An independent papacy was not such a bad thing, in my estimation. In the middle ages, the popes guaranteed that no one could make war during lent, advent, Christmas, holy week, Easter week, or any feast day of which there were many. They could not kill non-combatants, they couldn’t do all the nasty things that soldiers usually do. They were just allowed to kill one another, and then only at certain times of the year. Holy days of Obligation were also non-war days, and better than that, the peasants got a day off on a holy day. They had Sundays, Holy days, Holy Week Easter week, and the twelve days of Christmas off. Sweet. 

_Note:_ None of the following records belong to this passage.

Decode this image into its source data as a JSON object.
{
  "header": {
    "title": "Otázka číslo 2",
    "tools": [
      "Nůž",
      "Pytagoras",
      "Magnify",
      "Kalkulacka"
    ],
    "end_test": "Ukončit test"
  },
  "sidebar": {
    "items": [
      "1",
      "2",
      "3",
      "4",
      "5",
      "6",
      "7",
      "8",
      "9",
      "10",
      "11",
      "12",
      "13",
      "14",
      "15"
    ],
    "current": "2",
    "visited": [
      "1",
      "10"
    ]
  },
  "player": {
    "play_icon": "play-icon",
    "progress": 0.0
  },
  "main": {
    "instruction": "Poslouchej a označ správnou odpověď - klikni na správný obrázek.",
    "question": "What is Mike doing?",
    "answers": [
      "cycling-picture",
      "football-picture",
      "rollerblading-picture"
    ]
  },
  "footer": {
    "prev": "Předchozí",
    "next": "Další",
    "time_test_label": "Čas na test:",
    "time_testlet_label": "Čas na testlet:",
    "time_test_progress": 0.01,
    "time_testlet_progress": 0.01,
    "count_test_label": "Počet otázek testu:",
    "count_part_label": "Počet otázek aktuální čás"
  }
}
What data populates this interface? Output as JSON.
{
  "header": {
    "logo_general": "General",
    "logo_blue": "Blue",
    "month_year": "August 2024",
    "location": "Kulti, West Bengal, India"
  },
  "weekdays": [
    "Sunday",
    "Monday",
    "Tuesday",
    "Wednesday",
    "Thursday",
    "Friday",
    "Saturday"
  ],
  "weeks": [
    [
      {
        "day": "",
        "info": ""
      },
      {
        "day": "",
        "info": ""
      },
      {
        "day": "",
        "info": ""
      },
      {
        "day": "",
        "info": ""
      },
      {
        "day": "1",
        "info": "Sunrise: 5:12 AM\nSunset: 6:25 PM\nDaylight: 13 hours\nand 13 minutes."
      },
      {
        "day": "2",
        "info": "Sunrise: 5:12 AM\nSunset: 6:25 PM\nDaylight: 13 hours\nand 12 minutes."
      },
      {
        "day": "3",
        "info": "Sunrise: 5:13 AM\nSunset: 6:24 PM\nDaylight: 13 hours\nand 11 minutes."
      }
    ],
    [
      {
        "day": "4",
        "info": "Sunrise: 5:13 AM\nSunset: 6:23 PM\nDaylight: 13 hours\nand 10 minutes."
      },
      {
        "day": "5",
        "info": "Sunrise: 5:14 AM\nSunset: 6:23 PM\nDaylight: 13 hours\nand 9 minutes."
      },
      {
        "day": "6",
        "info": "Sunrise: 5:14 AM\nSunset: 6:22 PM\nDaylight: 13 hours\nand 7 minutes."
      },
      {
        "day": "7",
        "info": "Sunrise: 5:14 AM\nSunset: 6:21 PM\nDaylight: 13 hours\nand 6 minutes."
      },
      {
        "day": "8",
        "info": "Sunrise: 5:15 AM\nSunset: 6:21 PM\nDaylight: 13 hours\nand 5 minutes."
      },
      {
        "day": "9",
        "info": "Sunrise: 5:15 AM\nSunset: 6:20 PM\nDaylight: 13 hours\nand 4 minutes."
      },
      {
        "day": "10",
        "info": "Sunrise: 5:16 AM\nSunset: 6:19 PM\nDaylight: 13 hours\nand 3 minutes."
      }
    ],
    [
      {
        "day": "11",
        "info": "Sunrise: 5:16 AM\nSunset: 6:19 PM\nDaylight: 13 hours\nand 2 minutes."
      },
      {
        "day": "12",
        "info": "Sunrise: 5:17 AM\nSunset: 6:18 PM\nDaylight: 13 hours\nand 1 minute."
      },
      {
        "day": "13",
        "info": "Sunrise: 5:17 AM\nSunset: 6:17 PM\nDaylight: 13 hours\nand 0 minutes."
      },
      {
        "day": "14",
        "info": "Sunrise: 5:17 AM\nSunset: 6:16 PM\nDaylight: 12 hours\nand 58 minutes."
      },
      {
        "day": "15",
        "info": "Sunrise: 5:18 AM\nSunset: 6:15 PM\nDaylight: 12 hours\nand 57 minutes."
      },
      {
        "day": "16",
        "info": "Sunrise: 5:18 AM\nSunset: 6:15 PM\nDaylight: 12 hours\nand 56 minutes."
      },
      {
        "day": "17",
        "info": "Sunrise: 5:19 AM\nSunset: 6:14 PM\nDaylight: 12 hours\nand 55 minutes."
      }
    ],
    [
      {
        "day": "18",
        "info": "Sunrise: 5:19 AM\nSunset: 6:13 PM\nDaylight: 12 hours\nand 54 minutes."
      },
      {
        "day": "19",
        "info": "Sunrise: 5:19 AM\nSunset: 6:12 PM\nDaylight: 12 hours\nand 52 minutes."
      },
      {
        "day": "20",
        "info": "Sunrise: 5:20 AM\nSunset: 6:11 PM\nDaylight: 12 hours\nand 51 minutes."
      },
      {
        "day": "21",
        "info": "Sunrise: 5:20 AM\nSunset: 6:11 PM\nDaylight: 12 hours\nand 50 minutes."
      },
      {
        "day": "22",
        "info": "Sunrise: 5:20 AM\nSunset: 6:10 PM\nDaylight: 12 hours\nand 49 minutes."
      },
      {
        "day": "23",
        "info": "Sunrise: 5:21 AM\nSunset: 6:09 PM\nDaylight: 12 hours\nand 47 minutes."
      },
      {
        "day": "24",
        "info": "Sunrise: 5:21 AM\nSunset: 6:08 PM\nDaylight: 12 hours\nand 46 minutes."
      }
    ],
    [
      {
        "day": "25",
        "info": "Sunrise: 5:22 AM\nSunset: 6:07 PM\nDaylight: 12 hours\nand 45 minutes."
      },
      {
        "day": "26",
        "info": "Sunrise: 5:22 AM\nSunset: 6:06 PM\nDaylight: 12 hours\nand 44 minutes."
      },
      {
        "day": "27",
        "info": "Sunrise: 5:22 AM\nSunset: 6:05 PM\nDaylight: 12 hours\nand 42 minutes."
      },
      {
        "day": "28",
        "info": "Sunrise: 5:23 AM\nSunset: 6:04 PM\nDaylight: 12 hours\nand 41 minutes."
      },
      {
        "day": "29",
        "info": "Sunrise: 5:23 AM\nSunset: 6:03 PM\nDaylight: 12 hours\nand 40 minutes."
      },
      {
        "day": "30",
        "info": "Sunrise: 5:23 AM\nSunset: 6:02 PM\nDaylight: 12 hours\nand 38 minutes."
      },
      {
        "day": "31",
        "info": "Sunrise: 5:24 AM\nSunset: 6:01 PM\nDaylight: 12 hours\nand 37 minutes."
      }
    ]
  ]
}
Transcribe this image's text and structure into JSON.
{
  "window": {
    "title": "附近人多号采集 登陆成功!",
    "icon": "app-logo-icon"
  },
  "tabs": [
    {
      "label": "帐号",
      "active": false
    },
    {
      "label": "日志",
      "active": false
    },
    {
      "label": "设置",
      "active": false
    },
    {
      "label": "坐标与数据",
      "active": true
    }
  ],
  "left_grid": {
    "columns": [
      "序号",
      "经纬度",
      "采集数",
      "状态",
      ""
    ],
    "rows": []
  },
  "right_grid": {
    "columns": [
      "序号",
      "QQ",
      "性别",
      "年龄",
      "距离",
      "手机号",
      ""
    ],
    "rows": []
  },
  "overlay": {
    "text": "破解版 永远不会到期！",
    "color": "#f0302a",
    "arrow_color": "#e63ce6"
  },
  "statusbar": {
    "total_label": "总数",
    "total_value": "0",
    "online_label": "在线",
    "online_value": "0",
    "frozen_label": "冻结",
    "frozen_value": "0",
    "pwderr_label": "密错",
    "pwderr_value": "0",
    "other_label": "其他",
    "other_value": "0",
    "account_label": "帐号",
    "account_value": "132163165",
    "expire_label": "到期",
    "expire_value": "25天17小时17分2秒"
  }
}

The aristocracy of Northern Europe was happy to dump the mean old pope in Rome who would threaten them with excommunication which meant they couldn’t collect taxes, go to war or work the peasants to death. All that changed with the help of Luther. After the reformation, the aristocracy was able to establish national churches which would allow them to do with their peasants what they chose. They were guaranteed heaven’s blessing and the clergy’s permission, because invariably they paid the clergy’s salary. They could afford to, because they had taken all the church property. The Catholic Church cleaned up its act by electing reformist popes and holding the Council of Trent and eventually struggled back to being the majority religion.

And they all lived happily ever after. 

Not quite. 

You guessed it. I’m nowhere near done. Next week I’ll explain the Defenestration of Prague. Oh boy!

PS. That’s pronounced “dee-fen-eh-STRAY-shun” and I’m not making it up.


  1. I may be wrong, but it seems like a post may be missing between this one and the last one.

  2. Now that's Improbable History!